Retired Sgt. Al Berryman, past president of the Minneapolis Police Federation, says department culture does not foster police violence.
“Cops ... go into dangerous situations, into tumultuous situations, and try to make decision for their safety and for the victim,” he said. “You have fights and people get hurt and there are broken bones.
“I do believe cops, like everyone else, make mistakes,” he said. “You’re excited, you’re scared, you’re nervous, and you react, and sometimes you react and wish you could undo it.”
Lacerations, but no charges
Adolphas Baldwin, 26, alleges in a suit that on Nov. 28, 2011, he was walking home with groceries about 7 p.m. with a distant cousin in north Minneapolis when two officers got out of a patrol car and pointed their guns at them. His hands in the air, Baldwin claims, he said words to the effect of, “I guess you all have nothing better to do.”
The officers allegedly struck him in the head and threw him to the ground, the suit alleges.
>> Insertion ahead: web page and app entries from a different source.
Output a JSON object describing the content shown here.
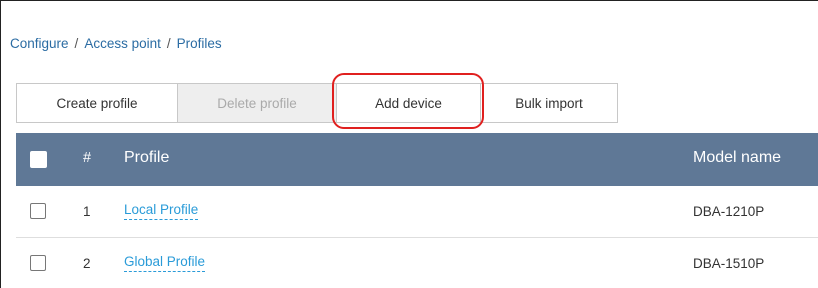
{
  "breadcrumb": [
    "Configure",
    "Access point",
    "Profiles"
  ],
  "breadcrumb_separator": "/",
  "toolbar": {
    "create_label": "Create profile",
    "delete_label": "Delete profile",
    "add_device_label": "Add device",
    "bulk_import_label": "Bulk import"
  },
  "table": {
    "headers": {
      "number": "#",
      "profile": "Profile",
      "model": "Model name"
    },
    "rows": [
      {
        "num": "1",
        "profile": "Local Profile",
        "model": "DBA-1210P"
      },
      {
        "num": "2",
        "profile": "Global Profile",
        "model": "DBA-1510P"
      }
    ]
  },
  "colors": {
    "header_bg": "#5f7896",
    "link": "#2a9bd8",
    "highlight": "#e0201f",
    "disabled_bg": "#eeeeee"
  }
}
While his cousin was handcuffed, one officer allegedly kicked Baldwin in the back, head and upper body. He was handcuffed, and the two were put in a squad car.
The officers then let the two men leave without issuing a citation, the suit says. Baldwin went home, called 911 and was taken by ambulance to the hospital, where it took two staples to close a scalp laceration.
The officers followed him to the hospital and gave him a citation for obstruction and spitting on the sidewalk. The charges later were dropped.
Segal says that just because a suit is brought “does not mean that there was wrongdoing by an officer.”
The city attorney’s office went to trial in 15 of the 110 resolved suits from 2009 to the present and won favorable verdicts 13 times. In the 59 cases where it made payouts, the city often did not admit it was at fault, figuring that settling would be cheaper than risking an adverse verdict. Lawyers’ fees runs hundreds of dollars an hour. In the David Smith settlement, $1.9 million of the city’s $3 million payout went to the attorneys for Smith’s family.
The Star Tribune has reported the city’s 12 costliest settlements from 2006 to 2012 resulted in no officer discipline. But Segal denies there’s lack of discipline for misconduct. She said she has “full confidence” that Police Chief Janeé Harteau will take “decisive disciplinary action” if misconduct occurs. “Accountability is of critical importance for the department to succeed in its mission and to have the trust of the public,” Segal said.
Randy Furst • 612-673-4224
© 2014 Star Tribune